The severe and long-lasting economic crisis has reached even more extreme heights in recent times, due to the overall meltdown of the Lebanese economy and the COVID-19 pandemic. The combined fallout of these two factors on an already tragic situation, caused the temporary or permanent closure of many business activities, and consequently a further increase of unemployment and poverty, which have skyrocketed respectively to 70 percent and 60 percent, out of a population of 400,000.

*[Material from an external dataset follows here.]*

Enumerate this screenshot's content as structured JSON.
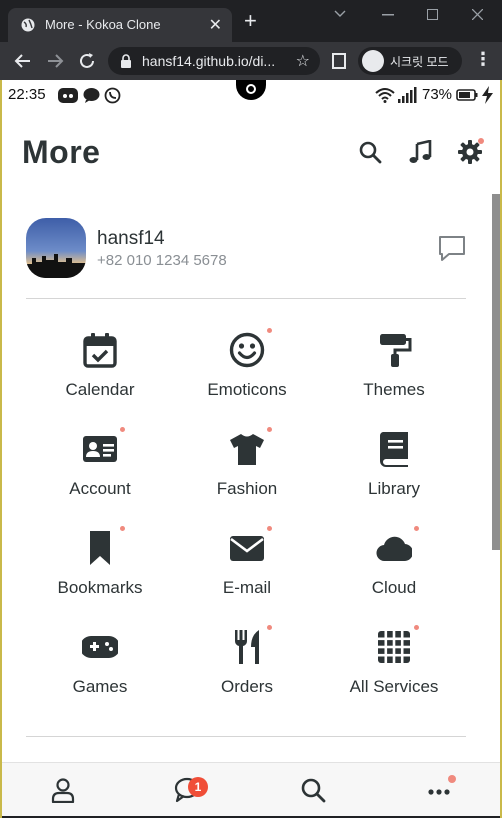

Daily life conditions have become harsher and harsher, and Tripoli’s citizens living in poorer areas are deprived of their most basic and simple rights. In this context, frustration and anger were harbored for a long time, and eventually escalated into the mass demonstrations of the “October Revolution”, fueling the popular unrest until these very days. What to do? To address the socio-economic predicament is of crucial importance both for the present and the future of Tripoli, even more so because that would have a positive impact also on other major challenges to be urgently met, such as violent extremism. In this respect, to bring about a greater welfare for the Tripolitans is not a mission impossible at all. Despite the many hurdles and difficulties, there are indeed many assets to rely upon for local, national, and international investments, starting with Tripoli’s Municipality.

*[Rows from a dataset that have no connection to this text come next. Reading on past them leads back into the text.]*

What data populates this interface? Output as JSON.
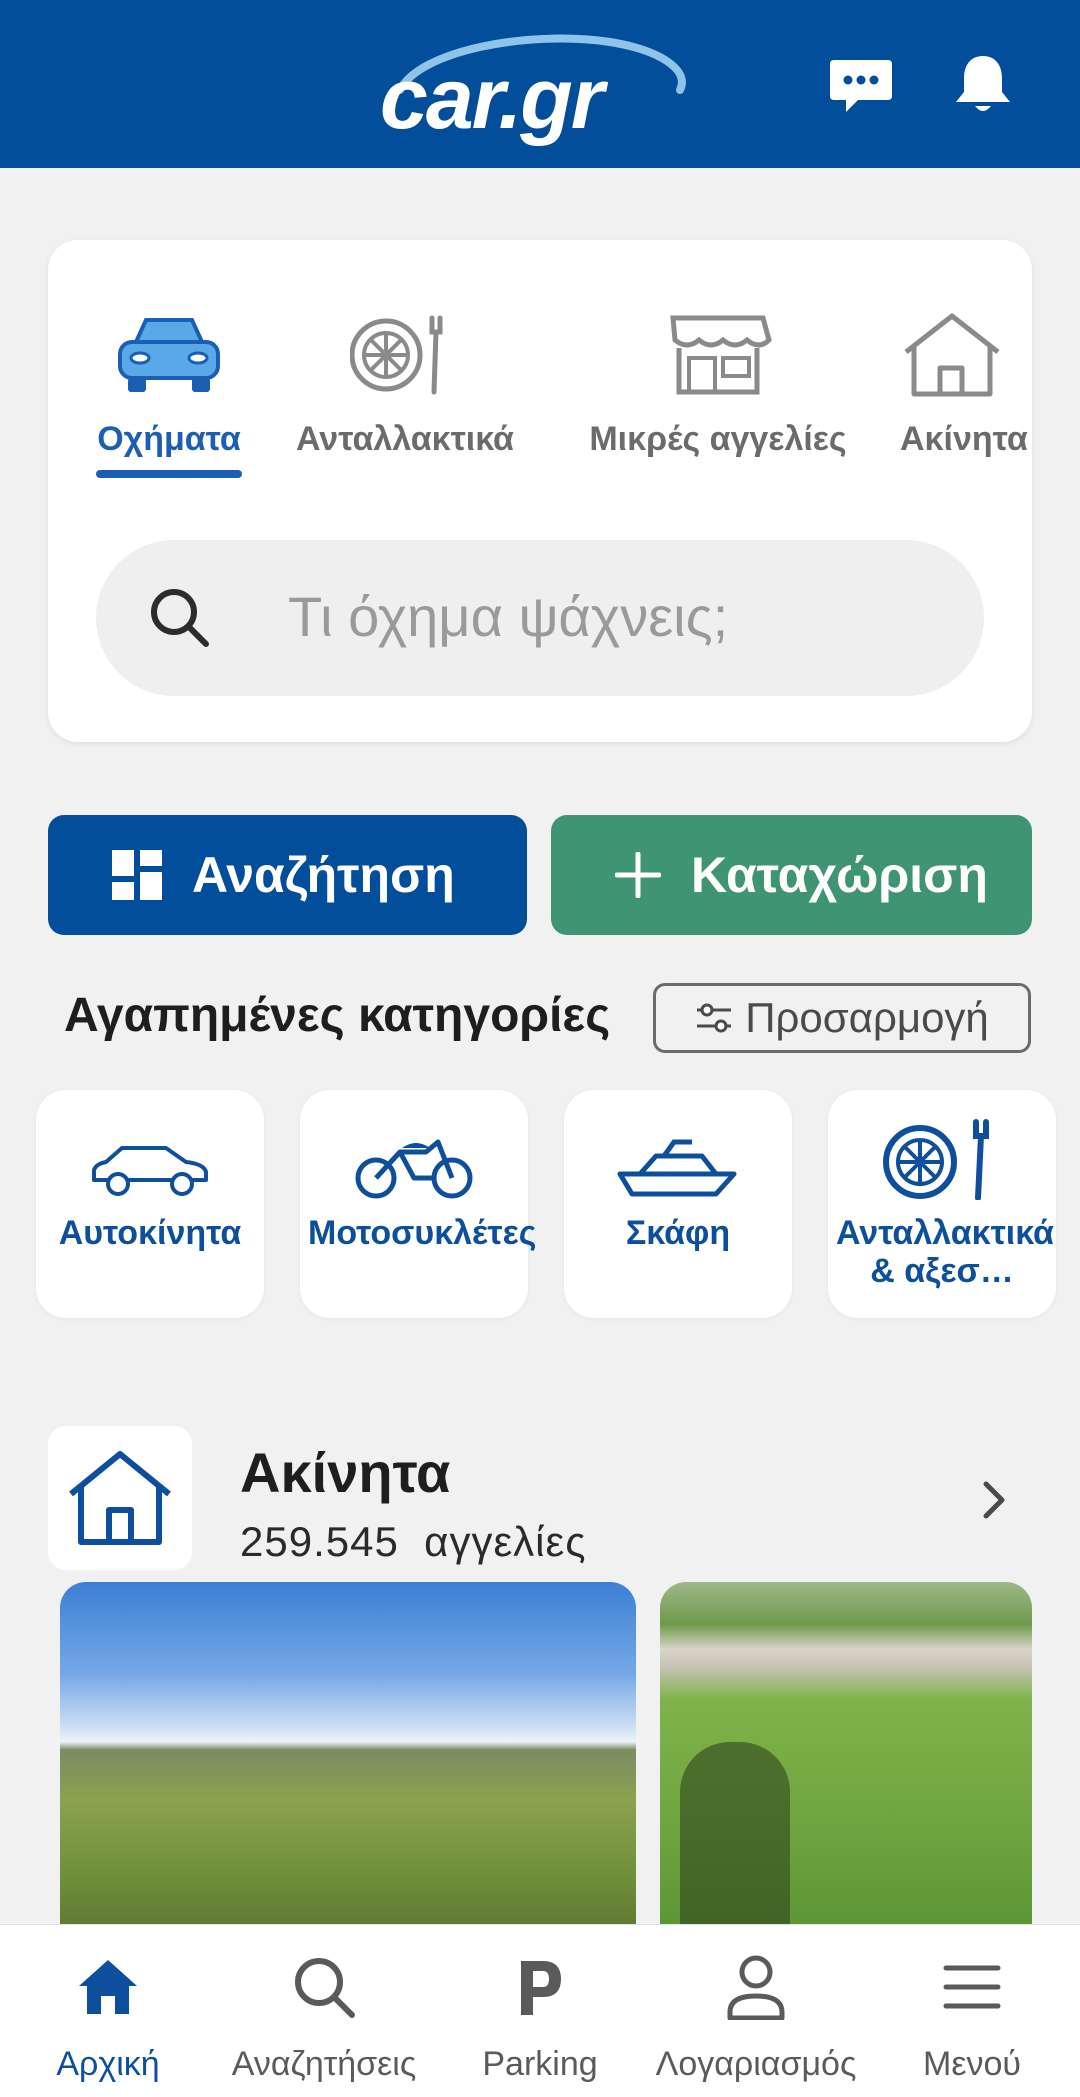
{
  "header": {
    "logo_text": "car.gr",
    "icons": [
      "chat-icon",
      "bell-icon"
    ]
  },
  "vertical_tabs": [
    {
      "label": "Οχήματα",
      "icon": "car-front-icon",
      "active": true
    },
    {
      "label": "Ανταλλακτικά",
      "icon": "wheel-wrench-icon",
      "active": false
    },
    {
      "label": "Μικρές αγγελίες",
      "icon": "shop-icon",
      "active": false
    },
    {
      "label": "Ακίνητα",
      "icon": "house-icon",
      "active": false
    }
  ],
  "search": {
    "placeholder": "Τι όχημα ψάχνεις;"
  },
  "actions": {
    "search_label": "Αναζήτηση",
    "add_label": "Καταχώριση"
  },
  "favourites": {
    "title": "Αγαπημένες κατηγορίες",
    "customize_label": "Προσαρμογή",
    "items": [
      {
        "label": "Αυτοκίνητα",
        "icon": "car-icon"
      },
      {
        "label": "Μοτοσυκλέτες",
        "icon": "motorcycle-icon"
      },
      {
        "label": "Σκάφη",
        "icon": "boat-icon"
      },
      {
        "label": "Ανταλλακτικά & αξεσ…",
        "icon": "wheel-wrench-icon"
      }
    ]
  },
  "real_estate": {
    "title": "Ακίνητα",
    "count": "259.545",
    "count_suffix": "αγγελίες"
  },
  "bottom_nav": [
    {
      "label": "Αρχική",
      "icon": "home-icon",
      "active": true
    },
    {
      "label": "Αναζητήσεις",
      "icon": "search-icon",
      "active": false
    },
    {
      "label": "Parking",
      "icon": "parking-icon",
      "active": false
    },
    {
      "label": "Λογαριασμός",
      "icon": "user-icon",
      "active": false
    },
    {
      "label": "Μενού",
      "icon": "menu-icon",
      "active": false
    }
  ],
  "colors": {
    "brand_blue": "#024e9a",
    "accent_green": "#3f9474",
    "active_blue": "#1a5fb4"
  }
}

Thanks to its proximity to Tripoli’s population, the Municipality is the best-placed actor for the implementation of economic development projects, targeting the most relevant sectors in the city. Alongside the Municipality, another asset is represented by the non-governmental organizations, which are already working hard in the humanitarian field to address basic needs and services, especially in the most deprived neighborhoods. However, to upgrade their role, the non-governmental organizations should focus more closely on the provision of job opportunities for the youth to tackle unemployment.

Tripoli’s young people are an asset themselves, and they should be enabled to initiate small sustainable businesses, in order for them not to leave their birthplace and go elsewhere in search for work. Sectors in which it is worth investing to promote youth entrepreneurship in Tripoli are food and beverage, since imports are becoming too expensive and out of reach for the majority of people; fashion and crafts, since all the necessary material can be found locally and at affordable prices; information and communications technology (ICT), which offers a large number of opportunities suitable for young graduates, such as designing, software engineering, and e-commerce (related to the expansion of local logistics and delivery companies as well).

Other valuable assets to relaunch Tripoli, and North Lebanon at large, as vital and attractive areas for economic development, are the city’s infrastructures, first and foremost the renown “Rashid Karami International Fair”. The fair is the largest state-owned property in Lebanon (almost 2 million square meters), but it remains closed after 35 years. The economic return of such a huge facility is nihil. Rather, it costs money for maintenance without being utilized, although it could offer up to 2,000 jobs.

Another vital asset is the marine port. However, its cargo section is now being operated only for 30 percent of its actual capacity, and the free zone has many empty or misused hangers. A proper management would instead enable the port to become a great attraction for the investments of local and foreign companies.

Tripoli has also the water refinery facility, which is ready to be launched but still inactive, due to the political and regional disputes. This refinery can provide up to 400 to 500 jobs. As for the “Klayaat” airport, it was designed for the civil aviation, but it continues to be employed just for military purposes. “Klayaat” has wider runways than Beirut’s airport, and thus can receive a larger number of aircrafts. If managed properly, the facility would be capable of providing up to 10-12,000 jobs, catalyzing development in the whole northern region (Akkar).

Among Tripoli’s valuable infrastructures, we can count the historic Citadel and the old Souk as well, which can be turned into a major touristic income. The Citadel features two museums holding relics from different eras, and the Souk’s significant and beautiful religious sites, both Churches and Mosques. Moreover, Tripoli holds a unique position has a seaside city, facing the so-called “Seven Islands”, and not far from Lebanon’s northern mountains.

Against this background, it is clear that there is no shortage of assets for Tripoli to revive its economy and social fabric. The will of Tripoli’s citizens, first and foremost the new generation, ensures that the energies needed to bring this process to fruition are not missing either. What is still missing, unfortunately, is the political will, but Tripolitans will keep advocating for change until the “Revolution” is accomplished.